[Data about app and page elements]
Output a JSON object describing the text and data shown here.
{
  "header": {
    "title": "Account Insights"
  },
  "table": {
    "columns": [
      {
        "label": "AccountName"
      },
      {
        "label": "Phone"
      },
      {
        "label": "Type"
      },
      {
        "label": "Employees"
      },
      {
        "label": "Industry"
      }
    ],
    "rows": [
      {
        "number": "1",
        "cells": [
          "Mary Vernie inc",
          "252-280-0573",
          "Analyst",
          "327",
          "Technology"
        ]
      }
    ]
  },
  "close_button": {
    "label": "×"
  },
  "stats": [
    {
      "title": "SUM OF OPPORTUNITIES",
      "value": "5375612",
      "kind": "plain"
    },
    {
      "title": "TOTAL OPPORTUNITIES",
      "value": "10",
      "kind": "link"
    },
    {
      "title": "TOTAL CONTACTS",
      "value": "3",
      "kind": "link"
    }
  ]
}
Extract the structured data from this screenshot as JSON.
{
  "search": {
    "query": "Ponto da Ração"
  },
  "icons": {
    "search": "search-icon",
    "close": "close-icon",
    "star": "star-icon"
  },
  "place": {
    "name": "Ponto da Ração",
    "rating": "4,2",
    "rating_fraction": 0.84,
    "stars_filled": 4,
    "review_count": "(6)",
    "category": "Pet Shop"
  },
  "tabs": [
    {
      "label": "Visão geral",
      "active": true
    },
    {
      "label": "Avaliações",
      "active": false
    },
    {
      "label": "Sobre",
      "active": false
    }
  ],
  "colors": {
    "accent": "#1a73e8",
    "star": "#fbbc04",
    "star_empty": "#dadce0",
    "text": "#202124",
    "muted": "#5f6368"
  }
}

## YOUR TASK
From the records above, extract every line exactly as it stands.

## TASK ANSWER
Output a JSON object describing the text and data shown here.
{
  "header": {
    "title": "Account Insights"
  },
  "table": {
    "columns": [
      {
        "label": "AccountName"
      },
      {
        "label": "Phone"
      },
      {
        "label": "Type"
      },
      {
        "label": "Employees"
      },
      {
        "label": "Industry"
      }
    ],
    "rows": [
      {
        "number": "1",
        "cells": [
          "Mary Vernie inc",
          "252-280-0573",
          "Analyst",
          "327",
          "Technology"
        ]
      }
    ]
  },
  "close_button": {
    "label": "×"
  },
  "stats": [
    {
      "title": "SUM OF OPPORTUNITIES",
      "value": "5375612",
      "kind": "plain"
    },
    {
      "title": "TOTAL OPPORTUNITIES",
      "value": "10",
      "kind": "link"
    },
    {
      "title": "TOTAL CONTACTS",
      "value": "3",
      "kind": "link"
    }
  ]
}
Extract the structured data from this screenshot as JSON.
{
  "search": {
    "query": "Ponto da Ração"
  },
  "icons": {
    "search": "search-icon",
    "close": "close-icon",
    "star": "star-icon"
  },
  "place": {
    "name": "Ponto da Ração",
    "rating": "4,2",
    "rating_fraction": 0.84,
    "stars_filled": 4,
    "review_count": "(6)",
    "category": "Pet Shop"
  },
  "tabs": [
    {
      "label": "Visão geral",
      "active": true
    },
    {
      "label": "Avaliações",
      "active": false
    },
    {
      "label": "Sobre",
      "active": false
    }
  ],
  "colors": {
    "accent": "#1a73e8",
    "star": "#fbbc04",
    "star_empty": "#dadce0",
    "text": "#202124",
    "muted": "#5f6368"
  }
}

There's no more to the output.